“But she said: ‘If I don’t go, the family would stay in a very difficult situation because of the big debt’.
“So she took a risk and decided to go, and we had to agree.”
He added: “We all have been in shock. I cannot explain our pain and devastating feeling. We were all very devastated and sad.”
He told CNN that smugglers said the crossing was “a safe route” and that people would go by aeroplane or car.
“If I had known she would go by this route, I would not have let her go,” the father said.
All of the victims have since been moved from the vehicle in Tilbury Docks to Broomfield Hospital in Chelmsford for post-mortem examinations to be carried out.
Investigators will look at tattoos, scars and belongings, including jewellery and clothing, with each of the victims said to have had some kind of bag.
More than 500 exhibits have been collected, including mobile phones, which will be downloaded and interrogated for any messages that could give clues to the identity of the victims or how they came to be in the back of the trailer.
Detectives are investigating a “wider conspiracy” after claims surfaced that the lorry could have been part of a convoy of three carrying around 100 people.

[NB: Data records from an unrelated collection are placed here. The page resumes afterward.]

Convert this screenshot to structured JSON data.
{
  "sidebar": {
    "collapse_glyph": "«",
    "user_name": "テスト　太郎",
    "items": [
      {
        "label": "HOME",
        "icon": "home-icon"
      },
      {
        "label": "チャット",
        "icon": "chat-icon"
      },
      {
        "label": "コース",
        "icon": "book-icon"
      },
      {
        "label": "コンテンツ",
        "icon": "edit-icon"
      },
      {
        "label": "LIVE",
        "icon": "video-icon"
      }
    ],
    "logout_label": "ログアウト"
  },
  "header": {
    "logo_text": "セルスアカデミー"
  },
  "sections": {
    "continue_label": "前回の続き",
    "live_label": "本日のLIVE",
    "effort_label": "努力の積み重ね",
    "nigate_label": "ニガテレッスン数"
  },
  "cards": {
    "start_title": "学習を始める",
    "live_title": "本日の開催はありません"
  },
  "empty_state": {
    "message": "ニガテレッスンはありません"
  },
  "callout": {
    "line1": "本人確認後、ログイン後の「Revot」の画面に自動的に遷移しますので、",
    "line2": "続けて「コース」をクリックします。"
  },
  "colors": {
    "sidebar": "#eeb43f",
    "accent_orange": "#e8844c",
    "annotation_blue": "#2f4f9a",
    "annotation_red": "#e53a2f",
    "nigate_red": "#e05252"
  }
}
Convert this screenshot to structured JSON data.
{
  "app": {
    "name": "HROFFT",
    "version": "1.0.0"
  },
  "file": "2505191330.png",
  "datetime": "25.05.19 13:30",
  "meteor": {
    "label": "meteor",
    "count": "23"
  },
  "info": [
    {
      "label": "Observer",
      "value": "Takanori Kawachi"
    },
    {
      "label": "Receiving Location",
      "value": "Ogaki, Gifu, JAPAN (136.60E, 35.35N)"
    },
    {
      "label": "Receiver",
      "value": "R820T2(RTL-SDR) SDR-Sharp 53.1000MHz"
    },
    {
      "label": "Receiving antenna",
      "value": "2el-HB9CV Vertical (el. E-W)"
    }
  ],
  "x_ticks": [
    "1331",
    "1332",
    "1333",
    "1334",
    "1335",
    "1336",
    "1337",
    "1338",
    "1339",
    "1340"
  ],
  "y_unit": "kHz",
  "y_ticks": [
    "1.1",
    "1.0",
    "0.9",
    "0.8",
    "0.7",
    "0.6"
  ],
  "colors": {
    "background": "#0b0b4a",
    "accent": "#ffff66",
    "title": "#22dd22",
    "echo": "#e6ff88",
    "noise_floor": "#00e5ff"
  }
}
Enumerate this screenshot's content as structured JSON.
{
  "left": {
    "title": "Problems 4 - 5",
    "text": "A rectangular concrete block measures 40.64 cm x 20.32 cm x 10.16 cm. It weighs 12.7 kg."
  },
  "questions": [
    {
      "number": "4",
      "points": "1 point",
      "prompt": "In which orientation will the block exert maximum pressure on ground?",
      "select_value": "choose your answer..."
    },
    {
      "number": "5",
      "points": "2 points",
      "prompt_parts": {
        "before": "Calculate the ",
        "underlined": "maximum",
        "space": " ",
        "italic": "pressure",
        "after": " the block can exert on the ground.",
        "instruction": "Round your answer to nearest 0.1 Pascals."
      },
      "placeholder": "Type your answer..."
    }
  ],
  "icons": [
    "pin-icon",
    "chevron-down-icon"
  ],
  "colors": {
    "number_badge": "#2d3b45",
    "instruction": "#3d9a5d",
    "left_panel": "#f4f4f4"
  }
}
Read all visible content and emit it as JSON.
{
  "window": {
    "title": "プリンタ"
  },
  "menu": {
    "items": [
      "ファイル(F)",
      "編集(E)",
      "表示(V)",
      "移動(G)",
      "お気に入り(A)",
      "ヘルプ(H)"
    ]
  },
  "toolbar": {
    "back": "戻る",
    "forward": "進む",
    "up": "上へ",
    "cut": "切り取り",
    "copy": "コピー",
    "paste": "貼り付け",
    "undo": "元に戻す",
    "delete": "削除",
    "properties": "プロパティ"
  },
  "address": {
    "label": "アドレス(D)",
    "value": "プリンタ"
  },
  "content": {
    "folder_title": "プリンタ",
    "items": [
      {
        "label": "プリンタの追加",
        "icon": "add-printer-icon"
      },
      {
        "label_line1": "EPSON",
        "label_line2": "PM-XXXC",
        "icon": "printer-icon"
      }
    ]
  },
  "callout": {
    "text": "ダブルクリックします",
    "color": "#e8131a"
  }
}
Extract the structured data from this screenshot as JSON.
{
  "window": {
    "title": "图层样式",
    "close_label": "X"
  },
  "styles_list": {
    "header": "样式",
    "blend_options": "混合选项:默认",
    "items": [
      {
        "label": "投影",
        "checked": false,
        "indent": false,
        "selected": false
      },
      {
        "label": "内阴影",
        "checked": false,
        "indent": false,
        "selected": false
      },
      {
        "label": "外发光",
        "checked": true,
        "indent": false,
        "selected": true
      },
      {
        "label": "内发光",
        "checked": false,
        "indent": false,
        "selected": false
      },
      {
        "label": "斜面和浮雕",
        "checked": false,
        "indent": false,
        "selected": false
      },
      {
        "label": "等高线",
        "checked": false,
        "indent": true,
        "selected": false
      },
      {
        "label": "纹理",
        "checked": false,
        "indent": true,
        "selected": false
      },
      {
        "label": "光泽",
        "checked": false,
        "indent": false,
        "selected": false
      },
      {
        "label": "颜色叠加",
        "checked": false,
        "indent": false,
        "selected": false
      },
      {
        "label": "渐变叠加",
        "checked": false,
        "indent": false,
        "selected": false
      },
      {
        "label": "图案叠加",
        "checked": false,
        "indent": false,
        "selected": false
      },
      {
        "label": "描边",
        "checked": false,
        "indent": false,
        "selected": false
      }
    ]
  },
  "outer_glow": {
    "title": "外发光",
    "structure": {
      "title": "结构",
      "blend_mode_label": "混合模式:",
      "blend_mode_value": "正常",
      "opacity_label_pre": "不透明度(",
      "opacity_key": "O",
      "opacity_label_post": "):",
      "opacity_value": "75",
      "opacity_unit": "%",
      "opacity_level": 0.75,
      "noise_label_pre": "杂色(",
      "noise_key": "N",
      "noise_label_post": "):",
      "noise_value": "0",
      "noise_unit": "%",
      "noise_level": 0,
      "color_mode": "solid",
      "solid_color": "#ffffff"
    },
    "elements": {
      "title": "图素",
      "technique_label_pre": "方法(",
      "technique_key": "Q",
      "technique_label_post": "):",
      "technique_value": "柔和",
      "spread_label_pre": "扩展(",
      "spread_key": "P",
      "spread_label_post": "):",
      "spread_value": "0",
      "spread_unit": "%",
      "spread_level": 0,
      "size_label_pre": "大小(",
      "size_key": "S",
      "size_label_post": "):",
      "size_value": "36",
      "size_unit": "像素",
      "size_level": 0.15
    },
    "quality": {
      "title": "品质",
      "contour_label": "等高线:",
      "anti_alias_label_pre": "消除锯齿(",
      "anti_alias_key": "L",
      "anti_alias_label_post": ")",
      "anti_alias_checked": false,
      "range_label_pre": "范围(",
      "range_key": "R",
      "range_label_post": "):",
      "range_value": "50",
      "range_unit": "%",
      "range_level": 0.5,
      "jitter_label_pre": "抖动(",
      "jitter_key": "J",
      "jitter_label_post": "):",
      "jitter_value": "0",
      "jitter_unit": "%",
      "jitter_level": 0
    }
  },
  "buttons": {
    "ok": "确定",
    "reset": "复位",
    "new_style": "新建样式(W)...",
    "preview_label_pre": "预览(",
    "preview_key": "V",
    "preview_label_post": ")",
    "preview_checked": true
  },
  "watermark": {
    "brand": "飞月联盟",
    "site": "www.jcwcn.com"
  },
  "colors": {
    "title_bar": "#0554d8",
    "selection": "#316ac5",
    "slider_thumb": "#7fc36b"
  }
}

The mother and a sister of 19-year-old Bui Thi Nhung set up an altar in the village of Yen Thanh in north-central Vietnam after a family friend in the UK told them she had died after paying thousands of pounds in the hope of finding work in a nail bar.
The Vietnamese Embassy in London has started a hotline while the ambassador to the UK, Tran Ngoc An, spoke to Home Secretary Priti Patel on Friday night before meeting investigators from the National Crime Agency and Essex Police.
Lorry driver Robinson is expected to appear before magistrates in Chelmsford on Monday.
Three other people arrested over the deaths remain in custody while a man wanted in connection with the investigation was arrested at Dublin port on Saturday. In Belgium, police are hunting the driver who delivered the trailer to Zeebrugge, the port it left before arriving in the UK.
It is not yet known when the victims entered the trailer, where temperatures can be as low as minus 25 degrees if the fridge is activated, or the exact route it travelled.
Shadow home secretary Diane Abbott said greater international co-operation is needed to prevent similar events happening again.
Speaking on the BBC’s Andrew Marr Show, she added: “You cannot stop international people tracking gangs, if people trafficking is what this is, you can’t stop them without working internationally.
“Yes, we can try and make our east coast ports more secure, but you have to have more international co-operation.” - PA